Mental Disorders | Social Security Disability in Oregon
Physical injuries are often the first thing that comes to mind when Social Security disability in Oregon is discussed. However, mental illnesses are also considered disabling conditions for people of all ages. There are specific requirements to receive SSD for mental disorders. When you schedule a consultation with Mr. Sly, he can explain these requirements more in-depth. When you understand your rights, you are one step closer to qualifying for disability benefits. When you are searching for a Social Security attorney in Vancouver, you can depend on Richard Sly, Attorney at Law to provide assistance and guidance when filing a claim.

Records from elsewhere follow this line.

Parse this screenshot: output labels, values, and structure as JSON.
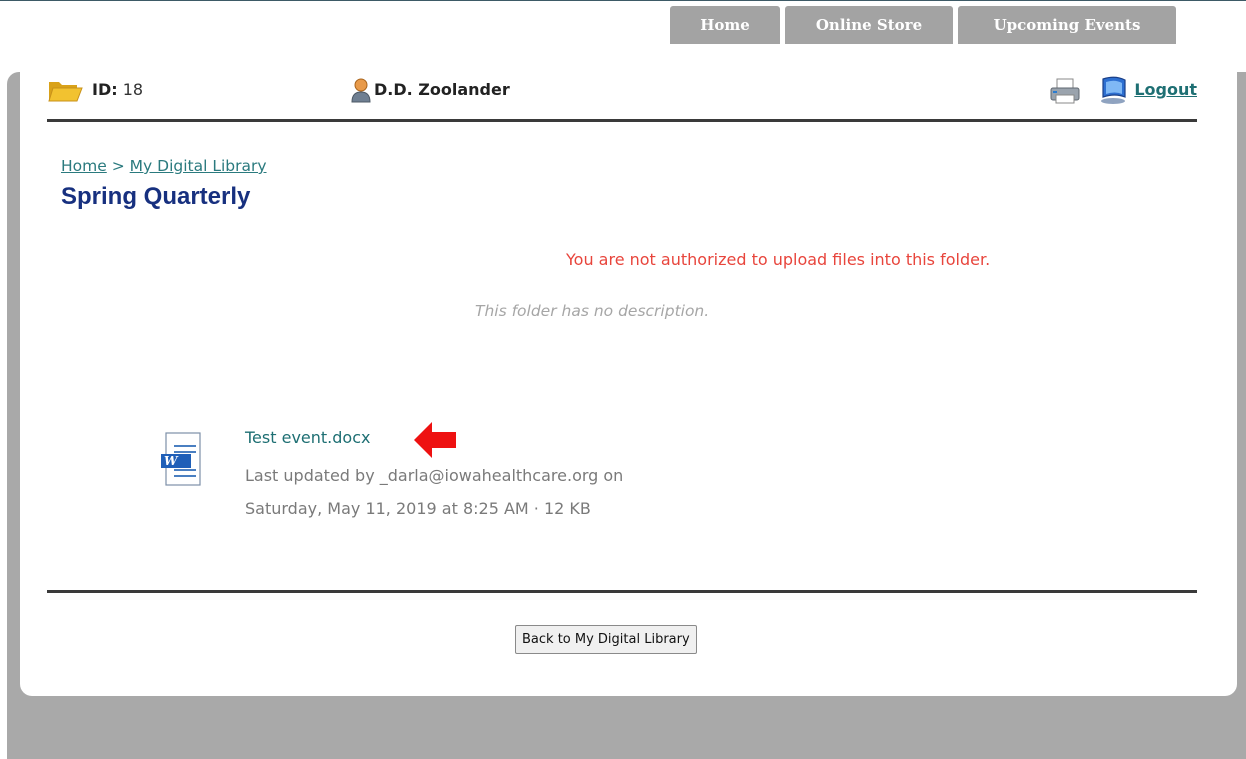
{
  "nav": {
    "tabs": [
      {
        "label": "Home"
      },
      {
        "label": "Online Store"
      },
      {
        "label": "Upcoming Events"
      }
    ]
  },
  "userbar": {
    "id_label": "ID:",
    "id_value": "18",
    "username": "D.D. Zoolander",
    "logout_label": "Logout"
  },
  "breadcrumb": {
    "home": "Home",
    "separator": ">",
    "library": "My Digital Library"
  },
  "page": {
    "title": "Spring Quarterly",
    "upload_notice": "You are not authorized to upload files into this folder.",
    "folder_description": "This folder has no description."
  },
  "files": [
    {
      "name": "Test event.docx",
      "meta_line1": "Last updated by _darla@iowahealthcare.org on",
      "meta_line2": "Saturday, May 11, 2019 at 8:25 AM · 12 KB"
    }
  ],
  "actions": {
    "back_label": "Back to My Digital Library"
  },
  "colors": {
    "title": "#17307f",
    "link": "#1e6f73",
    "notice": "#e8453c",
    "tab_bg": "#a3a3a3",
    "frame_gray": "#a9a9a9",
    "annotation_arrow": "#ee1111"
  }
}
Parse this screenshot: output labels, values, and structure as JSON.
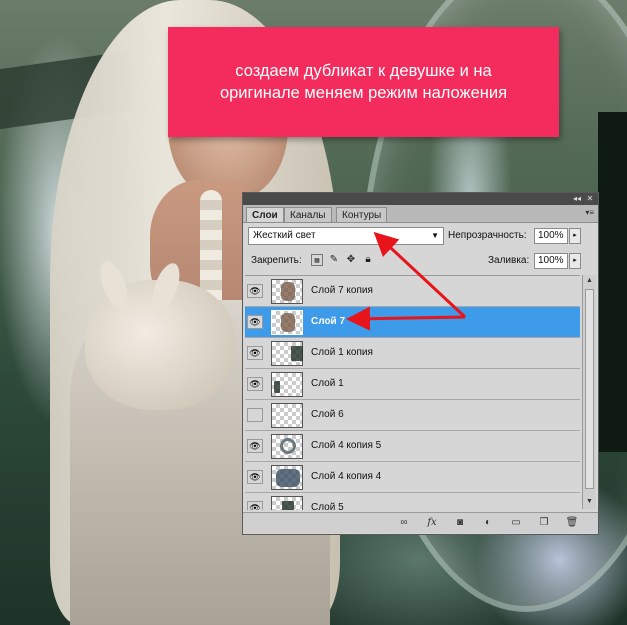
{
  "callout": {
    "line1": "создаем дубликат к девушке и на",
    "line2": "оригинале меняем режим наложения",
    "color": "#f32c5d"
  },
  "panel": {
    "tabs": [
      {
        "label": "Слои",
        "active": true
      },
      {
        "label": "Каналы",
        "active": false
      },
      {
        "label": "Контуры",
        "active": false
      }
    ],
    "blend_mode": "Жесткий свет",
    "opacity_label": "Непрозрачность:",
    "opacity_value": "100%",
    "lock_label": "Закрепить:",
    "fill_label": "Заливка:",
    "fill_value": "100%",
    "layers": [
      {
        "name": "Слой 7 копия",
        "visible": true,
        "selected": false,
        "thumb": "girl-icon"
      },
      {
        "name": "Слой 7",
        "visible": true,
        "selected": true,
        "thumb": "girl-icon"
      },
      {
        "name": "Слой 1 копия",
        "visible": true,
        "selected": false,
        "thumb": "rect-icon"
      },
      {
        "name": "Слой 1",
        "visible": true,
        "selected": false,
        "thumb": "edge-icon"
      },
      {
        "name": "Слой 6",
        "visible": false,
        "selected": false,
        "thumb": "empty"
      },
      {
        "name": "Слой 4 копия 5",
        "visible": true,
        "selected": false,
        "thumb": "ring-icon"
      },
      {
        "name": "Слой 4 копия 4",
        "visible": true,
        "selected": false,
        "thumb": "dark-icon"
      },
      {
        "name": "Слой 5",
        "visible": true,
        "selected": false,
        "thumb": "rect-icon"
      }
    ],
    "selected_color": "#3d9bea"
  },
  "annotation_color": "#e8141c"
}
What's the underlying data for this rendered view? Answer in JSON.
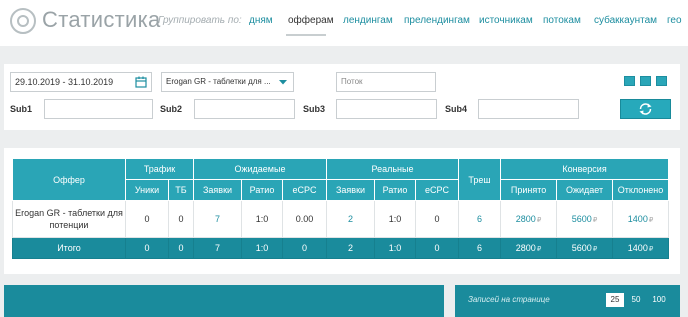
{
  "header": {
    "title": "Статистика",
    "group_label": "Группировать по:",
    "nav": [
      "дням",
      "офферам",
      "лендингам",
      "прелендингам",
      "источникам",
      "потокам",
      "субаккаунтам",
      "гео"
    ],
    "active_nav": "офферам"
  },
  "filters": {
    "date_range": "29.10.2019 - 31.10.2019",
    "offer_select": "Erogan GR - таблетки для ...",
    "stream_placeholder": "Поток",
    "sub_labels": [
      "Sub1",
      "Sub2",
      "Sub3",
      "Sub4"
    ]
  },
  "table": {
    "groups": {
      "offer": "Оффер",
      "traffic": "Трафик",
      "expected": "Ожидаемые",
      "real": "Реальные",
      "trash": "Треш",
      "conversion": "Конверсия"
    },
    "subheaders": {
      "uniques": "Уники",
      "tb": "ТБ",
      "requests_exp": "Заявки",
      "ratio_exp": "Ратио",
      "ecpc_exp": "eCPC",
      "requests_real": "Заявки",
      "ratio_real": "Ратио",
      "ecpc_real": "eCPC",
      "accepted": "Принято",
      "waiting": "Ожидает",
      "rejected": "Отклонено"
    },
    "row": {
      "offer": "Erogan GR - таблетки для потенции",
      "uniques": "0",
      "tb": "0",
      "requests_exp": "7",
      "ratio_exp": "1:0",
      "ecpc_exp": "0.00",
      "requests_real": "2",
      "ratio_real": "1:0",
      "ecpc_real": "0",
      "trash": "6",
      "accepted": "2800",
      "waiting": "5600",
      "rejected": "1400"
    },
    "total": {
      "label": "Итого",
      "uniques": "0",
      "tb": "0",
      "requests_exp": "7",
      "ratio_exp": "1:0",
      "ecpc_exp": "0",
      "requests_real": "2",
      "ratio_real": "1:0",
      "ecpc_real": "0",
      "trash": "6",
      "accepted": "2800",
      "waiting": "5600",
      "rejected": "1400"
    },
    "currency": "₽"
  },
  "pagination": {
    "label": "Записей на странице",
    "options": [
      "25",
      "50",
      "100"
    ],
    "active": "25"
  },
  "colors": {
    "accent": "#2aa5b6",
    "accent_dark": "#1a8b9c",
    "link": "#1d8ea0"
  }
}
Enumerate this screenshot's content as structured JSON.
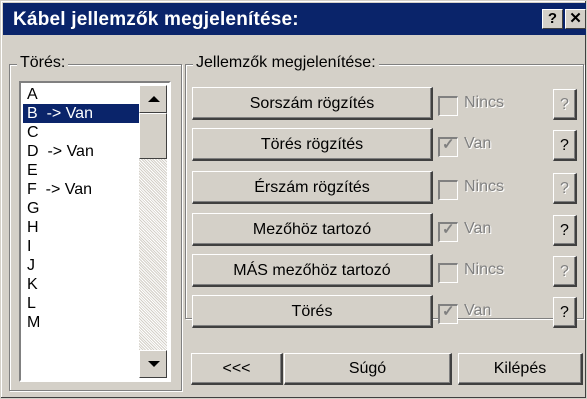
{
  "window": {
    "title": "Kábel jellemzők megjelenítése:",
    "help_button": "?",
    "close_button": "✕"
  },
  "tores_group": {
    "label": "Törés:",
    "items": [
      {
        "text": "A",
        "selected": false
      },
      {
        "text": "B  -> Van",
        "selected": true
      },
      {
        "text": "C",
        "selected": false
      },
      {
        "text": "D  -> Van",
        "selected": false
      },
      {
        "text": "E",
        "selected": false
      },
      {
        "text": "F  -> Van",
        "selected": false
      },
      {
        "text": "G",
        "selected": false
      },
      {
        "text": "H",
        "selected": false
      },
      {
        "text": "I",
        "selected": false
      },
      {
        "text": "J",
        "selected": false
      },
      {
        "text": "K",
        "selected": false
      },
      {
        "text": "L",
        "selected": false
      },
      {
        "text": "M",
        "selected": false
      }
    ]
  },
  "features_group": {
    "label": "Jellemzők megjelenítése:",
    "rows": [
      {
        "button": "Sorszám rögzítés",
        "checked": false,
        "state": "Nincs",
        "help": "?",
        "help_enabled": false
      },
      {
        "button": "Törés rögzítés",
        "checked": true,
        "state": "Van",
        "help": "?",
        "help_enabled": true
      },
      {
        "button": "Érszám rögzítés",
        "checked": false,
        "state": "Nincs",
        "help": "?",
        "help_enabled": false
      },
      {
        "button": "Mezőhöz tartozó",
        "checked": true,
        "state": "Van",
        "help": "?",
        "help_enabled": true
      },
      {
        "button": "MÁS mezőhöz tartozó",
        "checked": false,
        "state": "Nincs",
        "help": "?",
        "help_enabled": false
      },
      {
        "button": "Törés",
        "checked": true,
        "state": "Van",
        "help": "?",
        "help_enabled": true
      }
    ]
  },
  "bottom_buttons": {
    "back": "<<<",
    "help": "Súgó",
    "exit": "Kilépés"
  },
  "colors": {
    "face": "#d4d0c8",
    "title_bar": "#0a246a",
    "selection": "#0a246a",
    "disabled_text": "#808080"
  }
}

By speaking with disability lawyers in Portland, you will understand the connection between Social Security disability and mental disorders.
Living with a Disability for Mental Illness
The Social Security Administration (SSA) has created a series of outlines for those with these disabling conditions. It is important to note that this set of regulations is only an outline, and any provable impairment can be deemed disabling. The SSA considers a disability for mental illness to include everything from depression-related illnesses to psychotic disorders and low IQ.
Even if your disorder does noes meet standard qualifications, you may still be eligible for benefits if you can prove you cannot perform a simple, unskilled job correctly. The SSA has listed the following conditions:
- Mental Disorders
- Schizophrenia Spectrum and Other Psychotic Disorders
- Bipolar, Depressive, and Related Disorders
- Intellectual Disorders
- Anxiety and Obsessive-Compulsive Disorders
- Somatic Symptoms and Related Disorders
- Personality and Impulse-Control Disorders
- Autism Spectrum Disorders
- Neurodevelopmental Disorders
- Eating Disorders
- Trauma and Stressor-Related Disorders
Regulations for Children and Teenagers
Life is difficult enough for many children and teenagers. These dependents who live with severe emotional issues or a disability for mental illness may qualify for benefits through the Supplemental Security Income program. If a child’s impairment is severely limiting, he or she can also be found to be disabled, and he or she will receive disability benefits automatically. If the impairment is not severely limited, the SSA will conduct assessments in the following areas to determine how limiting activities are for the child:
- Paying Attention
- Learning and Using Information
- Completing Tasks
- Interacting with Others
If you would like to learn more about mental disorder requirements and Social Security disability, you can contact Mr. Sly by calling the law office at (503) 676-6162 right now.